Another key reason for praising LIWC is the quality of LIWC’s dictionary design. The LIWC2007 dictionary contains 4500 words and word stems. Each is filed into one or more subdictionaries. Subdictionaries represent one of the 55 word categories through which LIWC compiles a text. For example, the word “cried” is part of “five word categories: sadness, negative emotion, overall affect, verb, and past tense verb. Hence, if it is found in the target text, each of these five subdictionary scale scores will be incremented” (Pennebaker et al., 2007, p. 4). What makes this so special is that Professor Jamie Pennebaker and developers psychometrically validated the subdictionaries with great effort. This means that values across LIWC categories have been shown to correlate with big-five personality traits (Pennebaker & King, 1999; Mehl, Gosling, & Pennebaker, 2006).

The psychometric validation of LIWC categories is significant because it allows LIWC users to draw justified inferences from word frequencies to psychological states of the authors. For this reason the potential for LIWC’s use in the context of the humanities, religion in particular, is largely untapped. CERC is using it for a few projects. In a pilot research project designed to test the application of LIWC to research questions in the humanities, Justin Lynn, Ben Purzycki and I compiled a large corpus of literary texts from three genres, Science Fiction, Fantasy, and Mystery, in order to test the interpretations of humanities scholars about genre. In a research project about contemporary Protestantism Oliver Gunther, Carson Logan and I compiled about 400 sermons drawn from 12 denominations in order to test whether the language across the denominations, in particular, their use of supernatural agency terms, strongly correlated with known differences in theological orientation and known categories in the sociology of religion.

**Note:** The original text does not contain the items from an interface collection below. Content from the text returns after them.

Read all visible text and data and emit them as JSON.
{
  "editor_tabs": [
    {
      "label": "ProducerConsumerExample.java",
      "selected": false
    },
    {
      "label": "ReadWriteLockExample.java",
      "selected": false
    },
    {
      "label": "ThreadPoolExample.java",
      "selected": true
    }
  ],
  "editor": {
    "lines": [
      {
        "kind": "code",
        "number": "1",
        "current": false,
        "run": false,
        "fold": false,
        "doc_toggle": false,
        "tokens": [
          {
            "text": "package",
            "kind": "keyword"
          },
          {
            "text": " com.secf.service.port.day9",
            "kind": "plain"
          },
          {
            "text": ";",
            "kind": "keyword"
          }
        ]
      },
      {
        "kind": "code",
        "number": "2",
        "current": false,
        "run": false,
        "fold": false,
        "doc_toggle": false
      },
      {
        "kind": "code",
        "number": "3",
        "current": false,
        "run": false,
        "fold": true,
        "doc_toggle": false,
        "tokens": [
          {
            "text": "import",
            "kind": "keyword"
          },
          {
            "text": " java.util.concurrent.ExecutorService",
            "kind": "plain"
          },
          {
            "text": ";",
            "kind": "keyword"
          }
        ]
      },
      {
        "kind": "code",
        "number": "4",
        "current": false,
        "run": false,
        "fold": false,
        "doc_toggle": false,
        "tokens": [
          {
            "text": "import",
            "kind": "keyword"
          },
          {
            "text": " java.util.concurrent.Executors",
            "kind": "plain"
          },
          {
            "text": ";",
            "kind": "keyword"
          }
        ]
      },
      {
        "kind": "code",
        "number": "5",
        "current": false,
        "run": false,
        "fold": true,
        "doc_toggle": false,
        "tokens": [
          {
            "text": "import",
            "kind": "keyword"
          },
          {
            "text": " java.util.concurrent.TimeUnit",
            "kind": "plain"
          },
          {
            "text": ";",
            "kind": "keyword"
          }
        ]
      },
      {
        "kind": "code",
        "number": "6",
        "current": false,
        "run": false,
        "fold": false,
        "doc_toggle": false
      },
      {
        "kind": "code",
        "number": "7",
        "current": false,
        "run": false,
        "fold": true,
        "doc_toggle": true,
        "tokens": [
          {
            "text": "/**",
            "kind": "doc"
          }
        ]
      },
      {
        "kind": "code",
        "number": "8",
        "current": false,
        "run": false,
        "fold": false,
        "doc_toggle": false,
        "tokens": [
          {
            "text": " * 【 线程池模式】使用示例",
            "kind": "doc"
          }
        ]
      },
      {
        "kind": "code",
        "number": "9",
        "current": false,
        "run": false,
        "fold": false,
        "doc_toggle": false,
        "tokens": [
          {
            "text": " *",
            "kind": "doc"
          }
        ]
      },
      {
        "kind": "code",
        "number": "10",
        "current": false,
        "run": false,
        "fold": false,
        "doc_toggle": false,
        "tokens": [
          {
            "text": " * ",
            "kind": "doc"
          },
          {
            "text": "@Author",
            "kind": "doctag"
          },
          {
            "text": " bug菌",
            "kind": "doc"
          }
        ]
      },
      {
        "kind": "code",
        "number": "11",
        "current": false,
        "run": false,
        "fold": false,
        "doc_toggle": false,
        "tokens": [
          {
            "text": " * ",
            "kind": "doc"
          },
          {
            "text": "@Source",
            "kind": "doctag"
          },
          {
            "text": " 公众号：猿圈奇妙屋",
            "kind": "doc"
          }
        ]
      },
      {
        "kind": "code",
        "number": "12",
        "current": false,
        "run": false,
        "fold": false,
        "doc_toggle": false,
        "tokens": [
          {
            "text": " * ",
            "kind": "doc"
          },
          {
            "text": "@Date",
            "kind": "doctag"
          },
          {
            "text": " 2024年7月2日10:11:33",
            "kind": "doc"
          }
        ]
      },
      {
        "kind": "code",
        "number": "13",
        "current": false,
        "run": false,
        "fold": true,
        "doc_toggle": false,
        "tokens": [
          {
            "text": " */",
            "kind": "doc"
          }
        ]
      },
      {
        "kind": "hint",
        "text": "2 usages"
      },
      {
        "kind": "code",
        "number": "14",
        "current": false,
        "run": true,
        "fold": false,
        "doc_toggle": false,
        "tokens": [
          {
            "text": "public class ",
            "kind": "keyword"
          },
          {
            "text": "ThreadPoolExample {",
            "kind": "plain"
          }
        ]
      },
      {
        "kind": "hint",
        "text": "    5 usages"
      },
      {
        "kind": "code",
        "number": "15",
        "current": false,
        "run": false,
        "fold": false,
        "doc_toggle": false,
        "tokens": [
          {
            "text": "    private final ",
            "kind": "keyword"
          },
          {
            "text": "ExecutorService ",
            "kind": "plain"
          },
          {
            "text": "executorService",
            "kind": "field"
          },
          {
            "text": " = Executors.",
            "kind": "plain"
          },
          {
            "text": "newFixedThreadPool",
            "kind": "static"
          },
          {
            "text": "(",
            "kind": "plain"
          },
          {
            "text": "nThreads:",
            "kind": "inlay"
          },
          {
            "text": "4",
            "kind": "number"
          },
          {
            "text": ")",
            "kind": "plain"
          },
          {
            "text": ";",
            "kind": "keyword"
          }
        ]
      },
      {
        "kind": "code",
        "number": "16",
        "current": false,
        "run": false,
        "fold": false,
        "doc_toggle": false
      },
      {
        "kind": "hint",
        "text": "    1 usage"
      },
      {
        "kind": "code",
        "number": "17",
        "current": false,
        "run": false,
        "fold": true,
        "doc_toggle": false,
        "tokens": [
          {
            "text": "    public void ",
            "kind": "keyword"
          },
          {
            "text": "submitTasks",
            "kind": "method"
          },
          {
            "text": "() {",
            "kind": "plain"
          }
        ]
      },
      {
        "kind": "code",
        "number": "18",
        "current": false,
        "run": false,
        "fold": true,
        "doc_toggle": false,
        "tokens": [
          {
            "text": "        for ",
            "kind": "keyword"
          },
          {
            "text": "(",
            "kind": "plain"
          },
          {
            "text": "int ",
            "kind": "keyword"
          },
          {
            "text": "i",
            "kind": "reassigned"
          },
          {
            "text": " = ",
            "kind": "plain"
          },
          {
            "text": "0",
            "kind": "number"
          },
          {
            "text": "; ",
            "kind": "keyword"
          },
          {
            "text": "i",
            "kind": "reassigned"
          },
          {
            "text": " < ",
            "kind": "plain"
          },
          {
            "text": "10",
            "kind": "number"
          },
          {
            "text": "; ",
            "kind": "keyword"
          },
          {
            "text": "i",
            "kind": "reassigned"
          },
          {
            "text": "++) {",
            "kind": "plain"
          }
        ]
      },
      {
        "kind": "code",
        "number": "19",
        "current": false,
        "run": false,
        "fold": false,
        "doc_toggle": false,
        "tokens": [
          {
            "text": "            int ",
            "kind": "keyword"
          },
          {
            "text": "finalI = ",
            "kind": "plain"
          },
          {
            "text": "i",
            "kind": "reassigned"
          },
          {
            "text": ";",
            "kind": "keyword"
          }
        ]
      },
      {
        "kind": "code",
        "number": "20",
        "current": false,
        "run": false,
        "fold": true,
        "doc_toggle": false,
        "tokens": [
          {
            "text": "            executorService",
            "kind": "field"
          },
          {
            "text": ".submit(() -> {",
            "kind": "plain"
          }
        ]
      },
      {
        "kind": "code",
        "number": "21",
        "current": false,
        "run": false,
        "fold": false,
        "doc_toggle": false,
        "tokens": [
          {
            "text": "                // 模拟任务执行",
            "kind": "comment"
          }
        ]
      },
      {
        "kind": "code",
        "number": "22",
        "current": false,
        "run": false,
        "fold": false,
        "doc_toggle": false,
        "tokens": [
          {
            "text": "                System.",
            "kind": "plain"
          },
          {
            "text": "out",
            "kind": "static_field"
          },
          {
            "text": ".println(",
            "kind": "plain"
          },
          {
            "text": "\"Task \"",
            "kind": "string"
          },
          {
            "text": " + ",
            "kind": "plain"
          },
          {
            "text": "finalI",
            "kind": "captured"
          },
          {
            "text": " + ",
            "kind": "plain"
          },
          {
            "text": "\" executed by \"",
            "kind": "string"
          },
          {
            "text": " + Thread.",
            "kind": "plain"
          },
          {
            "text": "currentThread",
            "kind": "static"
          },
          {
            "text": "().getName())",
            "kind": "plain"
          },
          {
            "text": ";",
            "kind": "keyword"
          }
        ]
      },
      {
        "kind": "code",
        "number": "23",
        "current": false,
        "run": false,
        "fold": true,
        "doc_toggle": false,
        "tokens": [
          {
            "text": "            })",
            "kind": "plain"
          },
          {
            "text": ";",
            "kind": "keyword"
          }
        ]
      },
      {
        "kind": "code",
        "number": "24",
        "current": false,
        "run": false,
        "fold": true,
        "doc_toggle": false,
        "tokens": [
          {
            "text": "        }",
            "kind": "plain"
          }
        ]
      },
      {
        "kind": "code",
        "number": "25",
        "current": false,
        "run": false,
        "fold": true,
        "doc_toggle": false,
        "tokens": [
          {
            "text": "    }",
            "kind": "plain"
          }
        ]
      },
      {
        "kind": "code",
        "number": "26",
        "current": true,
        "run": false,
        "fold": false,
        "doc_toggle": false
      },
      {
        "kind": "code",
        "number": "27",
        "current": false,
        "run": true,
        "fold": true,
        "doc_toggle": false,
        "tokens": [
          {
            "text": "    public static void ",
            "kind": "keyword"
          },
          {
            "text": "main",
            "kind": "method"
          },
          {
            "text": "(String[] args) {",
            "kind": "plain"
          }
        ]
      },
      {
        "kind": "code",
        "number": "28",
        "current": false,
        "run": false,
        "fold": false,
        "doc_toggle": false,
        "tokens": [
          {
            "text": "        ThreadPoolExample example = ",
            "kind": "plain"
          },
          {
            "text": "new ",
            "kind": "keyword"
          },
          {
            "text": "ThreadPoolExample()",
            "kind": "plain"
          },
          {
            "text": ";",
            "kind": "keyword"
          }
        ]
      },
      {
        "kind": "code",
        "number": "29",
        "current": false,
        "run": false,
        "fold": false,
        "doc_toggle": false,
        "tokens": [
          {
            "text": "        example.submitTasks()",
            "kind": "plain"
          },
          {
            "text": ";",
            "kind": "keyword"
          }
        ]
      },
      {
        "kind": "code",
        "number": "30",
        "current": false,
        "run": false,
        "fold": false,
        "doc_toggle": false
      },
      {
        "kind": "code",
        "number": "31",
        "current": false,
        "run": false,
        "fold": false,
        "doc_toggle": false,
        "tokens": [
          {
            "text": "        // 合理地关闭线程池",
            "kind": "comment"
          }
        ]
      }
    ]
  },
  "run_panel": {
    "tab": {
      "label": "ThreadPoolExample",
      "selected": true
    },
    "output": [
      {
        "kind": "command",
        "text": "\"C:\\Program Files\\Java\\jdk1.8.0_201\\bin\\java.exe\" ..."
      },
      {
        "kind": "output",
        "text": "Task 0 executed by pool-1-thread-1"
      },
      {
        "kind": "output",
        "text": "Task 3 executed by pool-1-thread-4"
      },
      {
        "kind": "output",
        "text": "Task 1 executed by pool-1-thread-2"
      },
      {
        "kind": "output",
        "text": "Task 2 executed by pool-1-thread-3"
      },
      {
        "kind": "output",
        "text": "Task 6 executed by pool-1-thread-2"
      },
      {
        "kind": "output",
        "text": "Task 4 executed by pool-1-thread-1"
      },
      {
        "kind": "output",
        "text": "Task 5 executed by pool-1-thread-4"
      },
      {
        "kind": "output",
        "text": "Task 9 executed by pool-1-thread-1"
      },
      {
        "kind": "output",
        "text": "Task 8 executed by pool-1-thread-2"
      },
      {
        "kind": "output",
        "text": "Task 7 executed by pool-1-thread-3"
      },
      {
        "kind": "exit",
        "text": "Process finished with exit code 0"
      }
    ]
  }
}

In two upcoming posts about LIWC we will describe each of these in more detail in order to give a sense for the questions a humanist can pursue with the Linguistic Inquiry and Word Count. In the meantime, however, due to the dearth of instructional videos about LIWC, I recorded a video introduction here.